■ **About this exercise**
Write out every record exactly as it appears. Skip the pictures.

(Records from a collection)
<<<<

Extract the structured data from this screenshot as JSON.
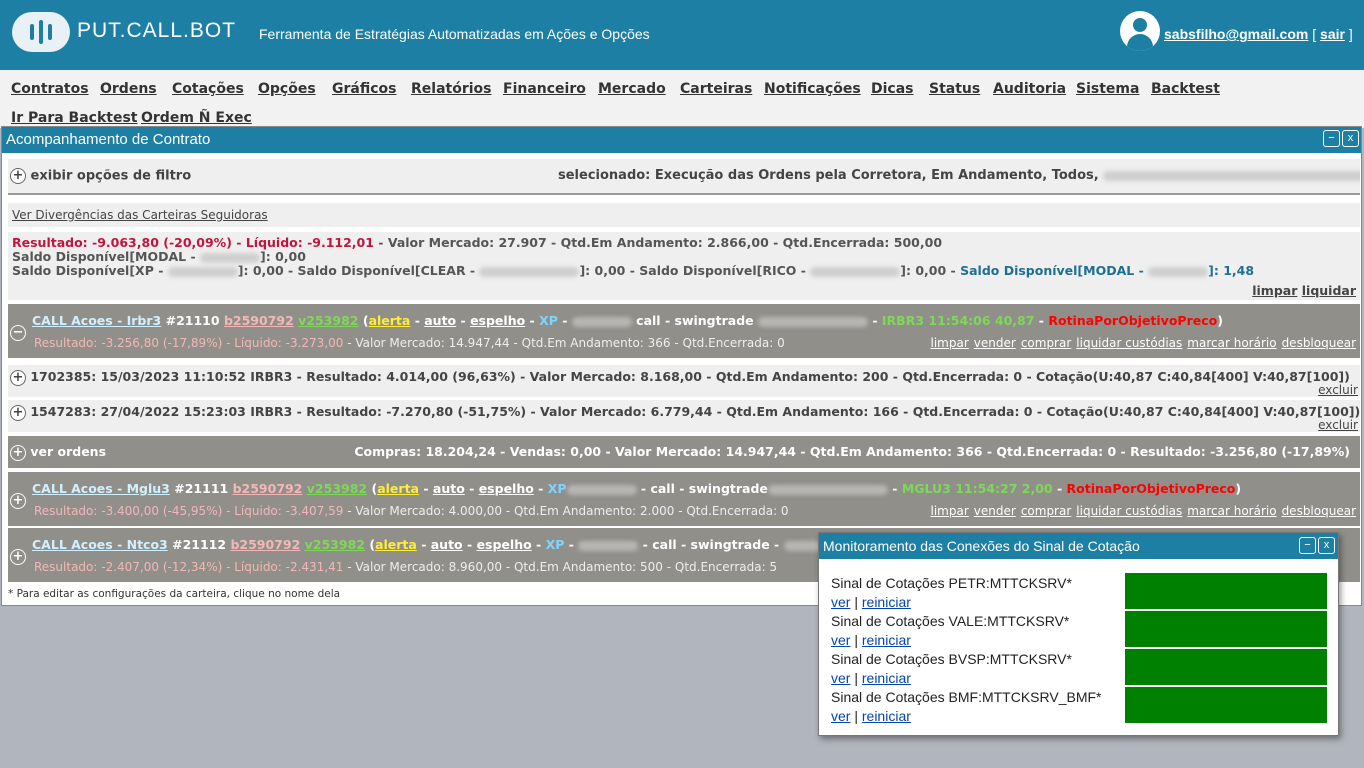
{
  "header": {
    "logo_text": "PUT.CALL.BOT",
    "tagline": "Ferramenta de Estratégias Automatizadas em Ações e Opções",
    "user_email": "sabsfilho@gmail.com",
    "logout_label": "sair",
    "bracket_open": "[",
    "bracket_close": "]"
  },
  "nav": {
    "items": [
      "Contratos",
      "Ordens",
      "Cotações",
      "Opções",
      "Gráficos",
      "Relatórios",
      "Financeiro",
      "Mercado",
      "Carteiras",
      "Notificações",
      "Dicas",
      "Status",
      "Auditoria",
      "Sistema",
      "Backtest",
      "Ir Para Backtest",
      "Ordem Ñ Exec"
    ]
  },
  "window": {
    "title": "Acompanhamento de Contrato",
    "minimize": "−",
    "close": "x",
    "filter_toggle": "exibir opções de filtro",
    "filter_selected": "selecionado: Execução das Ordens pela Corretora, Em Andamento, Todos,",
    "divergencias_link": "Ver Divergências das Carteiras Seguidoras",
    "summary": {
      "line1_red": "Resultado: -9.063,80 (-20,09%) - Líquido: -9.112,01",
      "line1_rest": " - Valor Mercado: 27.907 - Qtd.Em Andamento: 2.866,00 - Qtd.Encerrada: 500,00",
      "line2a": "Saldo Disponível[MODAL - ",
      "line2b": "]: 0,00",
      "line3a": "Saldo Disponível[XP - ",
      "line3b": "]: 0,00 - Saldo Disponível[CLEAR - ",
      "line3c": "]: 0,00 - Saldo Disponível[RICO - ",
      "line3d": "]: 0,00 - ",
      "line3e": "Saldo Disponível[MODAL - ",
      "line3f": "]: 1,48",
      "limpar": "limpar",
      "liquidar": "liquidar"
    },
    "contracts": [
      {
        "name": "CALL Acoes - Irbr3",
        "id": "#21110",
        "b": "b2590792",
        "v": "v253982",
        "alerta": "alerta",
        "auto": "auto",
        "espelho": "espelho",
        "broker": "XP",
        "call": "call",
        "swing": "swingtrade",
        "quote": "IRBR3 11:54:06 40,87",
        "rotina": "RotinaPorObjetivoPreco",
        "result": "Resultado: -3.256,80 (-17,89%) - Líquido: -3.273,00",
        "rest": " - Valor Mercado: 14.947,44 - Qtd.Em Andamento: 366 - Qtd.Encerrada: 0"
      },
      {
        "name": "CALL Acoes - Mglu3",
        "id": "#21111",
        "b": "b2590792",
        "v": "v253982",
        "alerta": "alerta",
        "auto": "auto",
        "espelho": "espelho",
        "broker": "XP",
        "call": "call",
        "swing": "swingtrade",
        "quote": "MGLU3 11:54:27 2,00",
        "rotina": "RotinaPorObjetivoPreco",
        "result": "Resultado: -3.400,00 (-45,95%) - Líquido: -3.407,59",
        "rest": " - Valor Mercado: 4.000,00 - Qtd.Em Andamento: 2.000 - Qtd.Encerrada: 0"
      },
      {
        "name": "CALL Acoes - Ntco3",
        "id": "#21112",
        "b": "b2590792",
        "v": "v253982",
        "alerta": "alerta",
        "auto": "auto",
        "espelho": "espelho",
        "broker": "XP",
        "call": "call",
        "swing": "swingtrade",
        "quote": "",
        "rotina": "",
        "result": "Resultado: -2.407,00 (-12,34%) - Líquido: -2.431,41",
        "rest": " - Valor Mercado: 8.960,00 - Qtd.Em Andamento: 500 - Qtd.Encerrada: 5"
      }
    ],
    "actions": [
      "limpar",
      "vender",
      "comprar",
      "liquidar custódias",
      "marcar horário",
      "desbloquear"
    ],
    "orders": [
      {
        "text": "1702385: 15/03/2023 11:10:52 IRBR3 - Resultado: 4.014,00 (96,63%) - Valor Mercado: 8.168,00 - Qtd.Em Andamento: 200 - Qtd.Encerrada: 0 - Cotação(U:40,87 C:40,84[400] V:40,87[100])",
        "excluir": "excluir"
      },
      {
        "text": "1547283: 27/04/2022 15:23:03 IRBR3 - Resultado: -7.270,80 (-51,75%) - Valor Mercado: 6.779,44 - Qtd.Em Andamento: 166 - Qtd.Encerrada: 0 - Cotação(U:40,87 C:40,84[400] V:40,87[100])",
        "excluir": "excluir"
      }
    ],
    "ver_ordens": {
      "label": "ver ordens",
      "summary": "Compras: 18.204,24 - Vendas: 0,00 - Valor Mercado: 14.947,44 - Qtd.Em Andamento: 366 - Qtd.Encerrada: 0 - Resultado: -3.256,80 (-17,89%)"
    },
    "footnote": "* Para editar as configurações da carteira, clique no nome dela"
  },
  "popup": {
    "title": "Monitoramento das Conexões do Sinal de Cotação",
    "minimize": "−",
    "close": "x",
    "signals": [
      {
        "name": "Sinal de Cotações PETR:MTTCKSRV*",
        "ver": "ver",
        "sep": "|",
        "reiniciar": "reiniciar"
      },
      {
        "name": "Sinal de Cotações VALE:MTTCKSRV*",
        "ver": "ver",
        "sep": "|",
        "reiniciar": "reiniciar"
      },
      {
        "name": "Sinal de Cotações BVSP:MTTCKSRV*",
        "ver": "ver",
        "sep": "|",
        "reiniciar": "reiniciar"
      },
      {
        "name": "Sinal de Cotações BMF:MTTCKSRV_BMF*",
        "ver": "ver",
        "sep": "|",
        "reiniciar": "reiniciar"
      }
    ],
    "status_color": "#008000"
  }
}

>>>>

■ **Answer section**
Extract the structured data from this screenshot as JSON.
{
  "header": {
    "logo_text": "PUT.CALL.BOT",
    "tagline": "Ferramenta de Estratégias Automatizadas em Ações e Opções",
    "user_email": "sabsfilho@gmail.com",
    "logout_label": "sair",
    "bracket_open": "[",
    "bracket_close": "]"
  },
  "nav": {
    "items": [
      "Contratos",
      "Ordens",
      "Cotações",
      "Opções",
      "Gráficos",
      "Relatórios",
      "Financeiro",
      "Mercado",
      "Carteiras",
      "Notificações",
      "Dicas",
      "Status",
      "Auditoria",
      "Sistema",
      "Backtest",
      "Ir Para Backtest",
      "Ordem Ñ Exec"
    ]
  },
  "window": {
    "title": "Acompanhamento de Contrato",
    "minimize": "−",
    "close": "x",
    "filter_toggle": "exibir opções de filtro",
    "filter_selected": "selecionado: Execução das Ordens pela Corretora, Em Andamento, Todos,",
    "divergencias_link": "Ver Divergências das Carteiras Seguidoras",
    "summary": {
      "line1_red": "Resultado: -9.063,80 (-20,09%) - Líquido: -9.112,01",
      "line1_rest": " - Valor Mercado: 27.907 - Qtd.Em Andamento: 2.866,00 - Qtd.Encerrada: 500,00",
      "line2a": "Saldo Disponível[MODAL - ",
      "line2b": "]: 0,00",
      "line3a": "Saldo Disponível[XP - ",
      "line3b": "]: 0,00 - Saldo Disponível[CLEAR - ",
      "line3c": "]: 0,00 - Saldo Disponível[RICO - ",
      "line3d": "]: 0,00 - ",
      "line3e": "Saldo Disponível[MODAL - ",
      "line3f": "]: 1,48",
      "limpar": "limpar",
      "liquidar": "liquidar"
    },
    "contracts": [
      {
        "name": "CALL Acoes - Irbr3",
        "id": "#21110",
        "b": "b2590792",
        "v": "v253982",
        "alerta": "alerta",
        "auto": "auto",
        "espelho": "espelho",
        "broker": "XP",
        "call": "call",
        "swing": "swingtrade",
        "quote": "IRBR3 11:54:06 40,87",
        "rotina": "RotinaPorObjetivoPreco",
        "result": "Resultado: -3.256,80 (-17,89%) - Líquido: -3.273,00",
        "rest": " - Valor Mercado: 14.947,44 - Qtd.Em Andamento: 366 - Qtd.Encerrada: 0"
      },
      {
        "name": "CALL Acoes - Mglu3",
        "id": "#21111",
        "b": "b2590792",
        "v": "v253982",
        "alerta": "alerta",
        "auto": "auto",
        "espelho": "espelho",
        "broker": "XP",
        "call": "call",
        "swing": "swingtrade",
        "quote": "MGLU3 11:54:27 2,00",
        "rotina": "RotinaPorObjetivoPreco",
        "result": "Resultado: -3.400,00 (-45,95%) - Líquido: -3.407,59",
        "rest": " - Valor Mercado: 4.000,00 - Qtd.Em Andamento: 2.000 - Qtd.Encerrada: 0"
      },
      {
        "name": "CALL Acoes - Ntco3",
        "id": "#21112",
        "b": "b2590792",
        "v": "v253982",
        "alerta": "alerta",
        "auto": "auto",
        "espelho": "espelho",
        "broker": "XP",
        "call": "call",
        "swing": "swingtrade",
        "quote": "",
        "rotina": "",
        "result": "Resultado: -2.407,00 (-12,34%) - Líquido: -2.431,41",
        "rest": " - Valor Mercado: 8.960,00 - Qtd.Em Andamento: 500 - Qtd.Encerrada: 5"
      }
    ],
    "actions": [
      "limpar",
      "vender",
      "comprar",
      "liquidar custódias",
      "marcar horário",
      "desbloquear"
    ],
    "orders": [
      {
        "text": "1702385: 15/03/2023 11:10:52 IRBR3 - Resultado: 4.014,00 (96,63%) - Valor Mercado: 8.168,00 - Qtd.Em Andamento: 200 - Qtd.Encerrada: 0 - Cotação(U:40,87 C:40,84[400] V:40,87[100])",
        "excluir": "excluir"
      },
      {
        "text": "1547283: 27/04/2022 15:23:03 IRBR3 - Resultado: -7.270,80 (-51,75%) - Valor Mercado: 6.779,44 - Qtd.Em Andamento: 166 - Qtd.Encerrada: 0 - Cotação(U:40,87 C:40,84[400] V:40,87[100])",
        "excluir": "excluir"
      }
    ],
    "ver_ordens": {
      "label": "ver ordens",
      "summary": "Compras: 18.204,24 - Vendas: 0,00 - Valor Mercado: 14.947,44 - Qtd.Em Andamento: 366 - Qtd.Encerrada: 0 - Resultado: -3.256,80 (-17,89%)"
    },
    "footnote": "* Para editar as configurações da carteira, clique no nome dela"
  },
  "popup": {
    "title": "Monitoramento das Conexões do Sinal de Cotação",
    "minimize": "−",
    "close": "x",
    "signals": [
      {
        "name": "Sinal de Cotações PETR:MTTCKSRV*",
        "ver": "ver",
        "sep": "|",
        "reiniciar": "reiniciar"
      },
      {
        "name": "Sinal de Cotações VALE:MTTCKSRV*",
        "ver": "ver",
        "sep": "|",
        "reiniciar": "reiniciar"
      },
      {
        "name": "Sinal de Cotações BVSP:MTTCKSRV*",
        "ver": "ver",
        "sep": "|",
        "reiniciar": "reiniciar"
      },
      {
        "name": "Sinal de Cotações BMF:MTTCKSRV_BMF*",
        "ver": "ver",
        "sep": "|",
        "reiniciar": "reiniciar"
      }
    ],
    "status_color": "#008000"
  }
}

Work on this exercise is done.